Artur Martirosyan, senior program manager with the Mercy Corps' Conflict Management Group, said the dismantling of the mediation format is possible.

"The challenge will be in putting something new in place," said Martirosyan, whose Cambridge, Massachusetts, based group was involved in mediation in contacts between Georgia and Abkhazia. "Here, Georgians have to rely heavily on the input from Europeans and Americans who, as they believe, will contain Russia."

He said Georgia would not have attempted to adjust the format and sideline Russia "without consultations, if not direct guidance," from the United States but noted that not even Washington would be able to impel South Ossetia and Abkhazia to accept a new peacekeeping and mediation approach as long as the breakaway republics enjoy Russia's support. "The status quo will painfully linger on unless [Russia] blinks," he said.

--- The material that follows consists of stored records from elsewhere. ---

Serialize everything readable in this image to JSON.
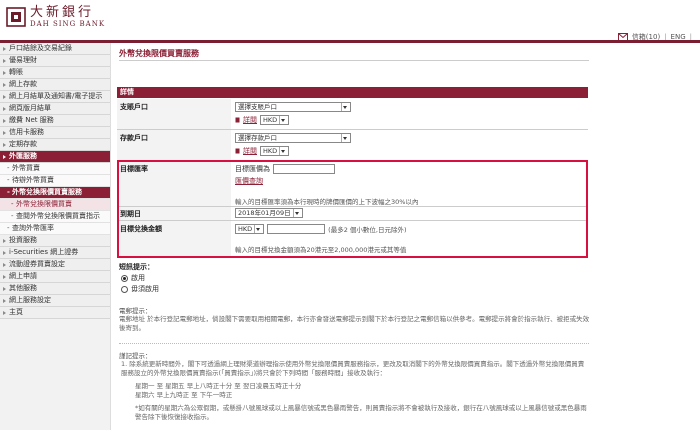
{
  "header": {
    "bank_name_cn": "大新銀行",
    "bank_name_en": "DAH SING BANK",
    "mail_label": "信箱(10)",
    "lang_en": "ENG"
  },
  "sidebar": {
    "items": [
      {
        "label": "戶口結餘及交易紀錄"
      },
      {
        "label": "優易理財"
      },
      {
        "label": "轉賬"
      },
      {
        "label": "網上存款"
      },
      {
        "label": "網上月結單及通知書/電子提示"
      },
      {
        "label": "網頁版月結單"
      },
      {
        "label": "繳費 Net 服務"
      },
      {
        "label": "信用卡服務"
      },
      {
        "label": "定期存款"
      },
      {
        "label": "外匯服務"
      },
      {
        "label": "外幣買賣"
      },
      {
        "label": "待辦外幣買賣"
      },
      {
        "label": "外幣兌換限價買賣服務"
      },
      {
        "label": "外幣兌換限價買賣"
      },
      {
        "label": "查閱外幣兌換限價買賣指示"
      },
      {
        "label": "查詢外幣匯率"
      },
      {
        "label": "投資服務"
      },
      {
        "label": "i-Securities 網上證券"
      },
      {
        "label": "流動證券買賣設定"
      },
      {
        "label": "網上申請"
      },
      {
        "label": "其他服務"
      },
      {
        "label": "網上服務設定"
      },
      {
        "label": "主頁"
      }
    ]
  },
  "main": {
    "title": "外幣兌換限價買賣服務",
    "section": "詳情",
    "debit_label": "支賬戶口",
    "debit_select": "選擇支賬戶口",
    "debit_link": "詳閱",
    "debit_currency": "HKD",
    "credit_label": "存款戶口",
    "credit_select": "選擇存款戶口",
    "credit_link": "詳閱",
    "credit_currency": "HKD",
    "rate_label": "目標匯率",
    "rate_text": "目標匯價為",
    "rate_link": "匯價查詢",
    "rate_hint": "輸入的目標匯率須為本行現時的牌價匯價的上下波幅之30%以內",
    "expiry_label": "到期日",
    "expiry_value": "2018年01月09日",
    "amount_label": "目標兌換金額",
    "amount_currency": "HKD",
    "amount_hint": "(最多2 個小數位,日元除外)",
    "amount_note": "輸入的目標兌換金額須為20港元至2,000,000港元或其等值",
    "notify_title": "短訊提示：",
    "notify_on": "啟用",
    "notify_off": "毋須啟用",
    "note_title": "電郵提示：",
    "note_body": "電郵地址 於本行登記電郵地址，倘設閣下需要取用相關電郵，本行亦會發送電郵提示到閣下於本行登記之電郵信箱以供參考。電郵提示將會於指示執行、被拒或失效後寄到。",
    "pre_title": "謹記提示：",
    "pre_1": "1.   除系統更新時間外，閣下可透過網上理財渠道辦理指示使用外幣兌換限價買賣服務指示，更改及取消閣下的外幣兌換限價買賣指示。閣下透過外幣兌換限價買賣服務設立的外幣兌換限價買賣指示(「買賣指示」)將只會於下列時間「服務時間」接收及執行：",
    "pre_2": "星期一 至 星期五 早上八時正十分 至 翌日凌晨五時正十分",
    "pre_3": "星期六         早上九時正 至 下午一時正",
    "pre_4": "*如有關的星期六為公眾假期，或懸掛八號風球或以上風暴信號或黑色暴雨警告，則買賣指示將不會被執行及接收，銀行在八號風球或以上風暴信號或黑色暴雨警告除下後恢復接收指示。"
  },
  "colors": {
    "brand": "#8b1f35",
    "highlight": "#d8103f"
  }
}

Martirosyan said rejection of the new format by Sukhumi, the South Ossetian capital of Tskhinvali and Moscow could "push the envelope to the moment of truth."

"Will the United States try enforcement or encourage Georgia to try military options?" he said. "Without these two policy options — enforcement and military operations — the process will reach an impasse that is not in Georgia's interests."

Alexei Malashenko, senior expert with the Carnegie Moscow Center, said Russia could agree to a change in the current arrangements and the eventual resolution of the conflicts if Georgia abandons its aspirations to join NATO.

But whether South Ossetia and Abkhazia would go along remains a question. One possible scenario involves one or both of the separatist provinces trying to exploit what they see as Georgia's brinkmanship to compel Western powers to intervene. This would involve escalating the current hostilities into an all-out war, which they would hope to win with Russia's support, and end Georgia's efforts to draw them back under Tbilisi's control, Martirosyan said.

Georgia has denied it is trying to stir up tensions with the separatist provinces, something that Malashenko said might actually run counter to its interests if it is serious about its proposal, made last month, to divide Abkhazia into zones controlled by Russia and Georgia. The Russian government reportedly examined this proposal with interest, given the level of Russian investment in Abkhazia and the desire to tap the region's resources in construction for the Winter Olympics in Sochi in 2014. "The doves are not interested in any tensions that may disrupt the negotiations over the proposal," Malashenko said in an interview Thursday.

"The recent violence demonstrates that there are, indeed, forces interested in fomenting tensions — the hawks — who realize that their role would be decreased and their influence wane if the conflicts are resolved," he said.